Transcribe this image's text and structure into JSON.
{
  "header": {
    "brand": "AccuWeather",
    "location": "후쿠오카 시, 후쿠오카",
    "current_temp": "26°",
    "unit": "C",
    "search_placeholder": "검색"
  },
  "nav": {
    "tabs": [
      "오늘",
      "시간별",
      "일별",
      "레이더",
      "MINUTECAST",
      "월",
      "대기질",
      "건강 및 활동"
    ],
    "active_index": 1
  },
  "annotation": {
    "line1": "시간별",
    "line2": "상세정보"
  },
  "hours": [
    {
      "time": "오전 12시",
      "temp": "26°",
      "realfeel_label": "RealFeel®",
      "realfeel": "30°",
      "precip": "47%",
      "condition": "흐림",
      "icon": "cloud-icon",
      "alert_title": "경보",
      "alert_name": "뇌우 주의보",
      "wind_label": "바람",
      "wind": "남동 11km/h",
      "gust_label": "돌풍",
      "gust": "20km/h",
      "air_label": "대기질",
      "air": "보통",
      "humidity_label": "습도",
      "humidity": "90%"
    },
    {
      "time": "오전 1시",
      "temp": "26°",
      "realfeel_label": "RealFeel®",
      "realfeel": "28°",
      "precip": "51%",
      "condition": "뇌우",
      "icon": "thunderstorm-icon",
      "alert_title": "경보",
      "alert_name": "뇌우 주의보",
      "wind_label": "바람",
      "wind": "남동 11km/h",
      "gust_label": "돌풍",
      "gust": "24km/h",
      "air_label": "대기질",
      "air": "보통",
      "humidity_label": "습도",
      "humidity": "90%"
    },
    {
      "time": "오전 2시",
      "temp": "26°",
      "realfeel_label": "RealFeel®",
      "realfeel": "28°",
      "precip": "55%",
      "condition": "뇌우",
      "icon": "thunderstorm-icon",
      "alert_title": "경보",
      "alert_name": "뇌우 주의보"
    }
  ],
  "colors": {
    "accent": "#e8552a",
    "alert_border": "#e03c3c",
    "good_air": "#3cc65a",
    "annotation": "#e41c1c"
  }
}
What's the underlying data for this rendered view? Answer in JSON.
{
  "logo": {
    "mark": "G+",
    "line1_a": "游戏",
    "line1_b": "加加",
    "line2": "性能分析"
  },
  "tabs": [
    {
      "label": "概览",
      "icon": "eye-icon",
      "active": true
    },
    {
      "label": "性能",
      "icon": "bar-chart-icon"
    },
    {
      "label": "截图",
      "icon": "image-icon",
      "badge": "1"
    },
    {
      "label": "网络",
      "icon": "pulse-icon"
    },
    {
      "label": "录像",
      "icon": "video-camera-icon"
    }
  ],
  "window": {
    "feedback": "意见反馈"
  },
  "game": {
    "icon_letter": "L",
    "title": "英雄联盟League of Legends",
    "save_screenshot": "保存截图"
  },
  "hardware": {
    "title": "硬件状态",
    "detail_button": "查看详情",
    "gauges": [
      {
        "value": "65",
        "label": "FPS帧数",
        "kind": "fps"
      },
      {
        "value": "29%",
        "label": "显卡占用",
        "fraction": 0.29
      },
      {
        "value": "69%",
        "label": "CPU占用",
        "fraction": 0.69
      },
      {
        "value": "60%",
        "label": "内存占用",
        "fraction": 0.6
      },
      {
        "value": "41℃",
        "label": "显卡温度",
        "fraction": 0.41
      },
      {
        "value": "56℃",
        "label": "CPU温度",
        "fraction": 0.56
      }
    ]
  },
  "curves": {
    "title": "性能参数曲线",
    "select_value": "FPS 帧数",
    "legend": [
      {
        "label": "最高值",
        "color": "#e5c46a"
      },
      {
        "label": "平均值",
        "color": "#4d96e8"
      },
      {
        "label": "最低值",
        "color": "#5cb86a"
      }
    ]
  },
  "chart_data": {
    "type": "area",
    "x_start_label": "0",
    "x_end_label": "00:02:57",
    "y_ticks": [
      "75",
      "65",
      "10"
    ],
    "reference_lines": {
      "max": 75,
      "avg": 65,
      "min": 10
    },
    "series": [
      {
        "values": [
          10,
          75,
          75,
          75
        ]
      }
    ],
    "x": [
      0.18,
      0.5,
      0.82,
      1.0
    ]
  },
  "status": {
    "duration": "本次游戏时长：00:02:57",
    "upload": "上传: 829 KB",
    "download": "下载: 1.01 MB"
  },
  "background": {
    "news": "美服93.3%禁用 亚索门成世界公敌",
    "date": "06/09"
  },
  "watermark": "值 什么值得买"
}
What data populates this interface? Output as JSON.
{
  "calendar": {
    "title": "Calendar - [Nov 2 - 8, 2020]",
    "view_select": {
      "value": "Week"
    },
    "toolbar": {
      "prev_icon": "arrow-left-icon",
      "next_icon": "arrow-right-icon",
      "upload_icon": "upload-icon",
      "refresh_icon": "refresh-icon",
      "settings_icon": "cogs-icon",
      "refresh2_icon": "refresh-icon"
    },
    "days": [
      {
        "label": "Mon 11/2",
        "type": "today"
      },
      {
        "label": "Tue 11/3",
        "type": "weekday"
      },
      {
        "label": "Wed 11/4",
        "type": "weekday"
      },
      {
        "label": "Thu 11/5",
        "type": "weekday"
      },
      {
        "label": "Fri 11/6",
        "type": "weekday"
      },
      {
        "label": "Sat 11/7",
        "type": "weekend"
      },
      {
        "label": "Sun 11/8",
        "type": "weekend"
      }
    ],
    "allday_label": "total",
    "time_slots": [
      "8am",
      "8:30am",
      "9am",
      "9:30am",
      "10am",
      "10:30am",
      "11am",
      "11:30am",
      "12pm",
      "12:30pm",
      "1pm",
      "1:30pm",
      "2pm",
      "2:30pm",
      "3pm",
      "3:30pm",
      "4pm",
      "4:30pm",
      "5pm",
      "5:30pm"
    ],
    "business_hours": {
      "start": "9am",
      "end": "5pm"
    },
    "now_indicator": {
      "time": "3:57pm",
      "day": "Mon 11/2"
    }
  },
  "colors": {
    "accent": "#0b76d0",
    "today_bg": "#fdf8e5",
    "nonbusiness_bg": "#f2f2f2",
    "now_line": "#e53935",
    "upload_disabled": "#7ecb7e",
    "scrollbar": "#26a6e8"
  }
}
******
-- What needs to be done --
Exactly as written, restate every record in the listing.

-- Solution to the problem --
Transcribe this image's text and structure into JSON.
{
  "header": {
    "brand": "AccuWeather",
    "location": "후쿠오카 시, 후쿠오카",
    "current_temp": "26°",
    "unit": "C",
    "search_placeholder": "검색"
  },
  "nav": {
    "tabs": [
      "오늘",
      "시간별",
      "일별",
      "레이더",
      "MINUTECAST",
      "월",
      "대기질",
      "건강 및 활동"
    ],
    "active_index": 1
  },
  "annotation": {
    "line1": "시간별",
    "line2": "상세정보"
  },
  "hours": [
    {
      "time": "오전 12시",
      "temp": "26°",
      "realfeel_label": "RealFeel®",
      "realfeel": "30°",
      "precip": "47%",
      "condition": "흐림",
      "icon": "cloud-icon",
      "alert_title": "경보",
      "alert_name": "뇌우 주의보",
      "wind_label": "바람",
      "wind": "남동 11km/h",
      "gust_label": "돌풍",
      "gust": "20km/h",
      "air_label": "대기질",
      "air": "보통",
      "humidity_label": "습도",
      "humidity": "90%"
    },
    {
      "time": "오전 1시",
      "temp": "26°",
      "realfeel_label": "RealFeel®",
      "realfeel": "28°",
      "precip": "51%",
      "condition": "뇌우",
      "icon": "thunderstorm-icon",
      "alert_title": "경보",
      "alert_name": "뇌우 주의보",
      "wind_label": "바람",
      "wind": "남동 11km/h",
      "gust_label": "돌풍",
      "gust": "24km/h",
      "air_label": "대기질",
      "air": "보통",
      "humidity_label": "습도",
      "humidity": "90%"
    },
    {
      "time": "오전 2시",
      "temp": "26°",
      "realfeel_label": "RealFeel®",
      "realfeel": "28°",
      "precip": "55%",
      "condition": "뇌우",
      "icon": "thunderstorm-icon",
      "alert_title": "경보",
      "alert_name": "뇌우 주의보"
    }
  ],
  "colors": {
    "accent": "#e8552a",
    "alert_border": "#e03c3c",
    "good_air": "#3cc65a",
    "annotation": "#e41c1c"
  }
}
What's the underlying data for this rendered view? Answer in JSON.
{
  "logo": {
    "mark": "G+",
    "line1_a": "游戏",
    "line1_b": "加加",
    "line2": "性能分析"
  },
  "tabs": [
    {
      "label": "概览",
      "icon": "eye-icon",
      "active": true
    },
    {
      "label": "性能",
      "icon": "bar-chart-icon"
    },
    {
      "label": "截图",
      "icon": "image-icon",
      "badge": "1"
    },
    {
      "label": "网络",
      "icon": "pulse-icon"
    },
    {
      "label": "录像",
      "icon": "video-camera-icon"
    }
  ],
  "window": {
    "feedback": "意见反馈"
  },
  "game": {
    "icon_letter": "L",
    "title": "英雄联盟League of Legends",
    "save_screenshot": "保存截图"
  },
  "hardware": {
    "title": "硬件状态",
    "detail_button": "查看详情",
    "gauges": [
      {
        "value": "65",
        "label": "FPS帧数",
        "kind": "fps"
      },
      {
        "value": "29%",
        "label": "显卡占用",
        "fraction": 0.29
      },
      {
        "value": "69%",
        "label": "CPU占用",
        "fraction": 0.69
      },
      {
        "value": "60%",
        "label": "内存占用",
        "fraction": 0.6
      },
      {
        "value": "41℃",
        "label": "显卡温度",
        "fraction": 0.41
      },
      {
        "value": "56℃",
        "label": "CPU温度",
        "fraction": 0.56
      }
    ]
  },
  "curves": {
    "title": "性能参数曲线",
    "select_value": "FPS 帧数",
    "legend": [
      {
        "label": "最高值",
        "color": "#e5c46a"
      },
      {
        "label": "平均值",
        "color": "#4d96e8"
      },
      {
        "label": "最低值",
        "color": "#5cb86a"
      }
    ]
  },
  "chart_data": {
    "type": "area",
    "x_start_label": "0",
    "x_end_label": "00:02:57",
    "y_ticks": [
      "75",
      "65",
      "10"
    ],
    "reference_lines": {
      "max": 75,
      "avg": 65,
      "min": 10
    },
    "series": [
      {
        "values": [
          10,
          75,
          75,
          75
        ]
      }
    ],
    "x": [
      0.18,
      0.5,
      0.82,
      1.0
    ]
  },
  "status": {
    "duration": "本次游戏时长：00:02:57",
    "upload": "上传: 829 KB",
    "download": "下载: 1.01 MB"
  },
  "background": {
    "news": "美服93.3%禁用 亚索门成世界公敌",
    "date": "06/09"
  },
  "watermark": "值 什么值得买"
}
What data populates this interface? Output as JSON.
{
  "calendar": {
    "title": "Calendar - [Nov 2 - 8, 2020]",
    "view_select": {
      "value": "Week"
    },
    "toolbar": {
      "prev_icon": "arrow-left-icon",
      "next_icon": "arrow-right-icon",
      "upload_icon": "upload-icon",
      "refresh_icon": "refresh-icon",
      "settings_icon": "cogs-icon",
      "refresh2_icon": "refresh-icon"
    },
    "days": [
      {
        "label": "Mon 11/2",
        "type": "today"
      },
      {
        "label": "Tue 11/3",
        "type": "weekday"
      },
      {
        "label": "Wed 11/4",
        "type": "weekday"
      },
      {
        "label": "Thu 11/5",
        "type": "weekday"
      },
      {
        "label": "Fri 11/6",
        "type": "weekday"
      },
      {
        "label": "Sat 11/7",
        "type": "weekend"
      },
      {
        "label": "Sun 11/8",
        "type": "weekend"
      }
    ],
    "allday_label": "total",
    "time_slots": [
      "8am",
      "8:30am",
      "9am",
      "9:30am",
      "10am",
      "10:30am",
      "11am",
      "11:30am",
      "12pm",
      "12:30pm",
      "1pm",
      "1:30pm",
      "2pm",
      "2:30pm",
      "3pm",
      "3:30pm",
      "4pm",
      "4:30pm",
      "5pm",
      "5:30pm"
    ],
    "business_hours": {
      "start": "9am",
      "end": "5pm"
    },
    "now_indicator": {
      "time": "3:57pm",
      "day": "Mon 11/2"
    }
  },
  "colors": {
    "accent": "#0b76d0",
    "today_bg": "#fdf8e5",
    "nonbusiness_bg": "#f2f2f2",
    "now_line": "#e53935",
    "upload_disabled": "#7ecb7e",
    "scrollbar": "#26a6e8"
  }
}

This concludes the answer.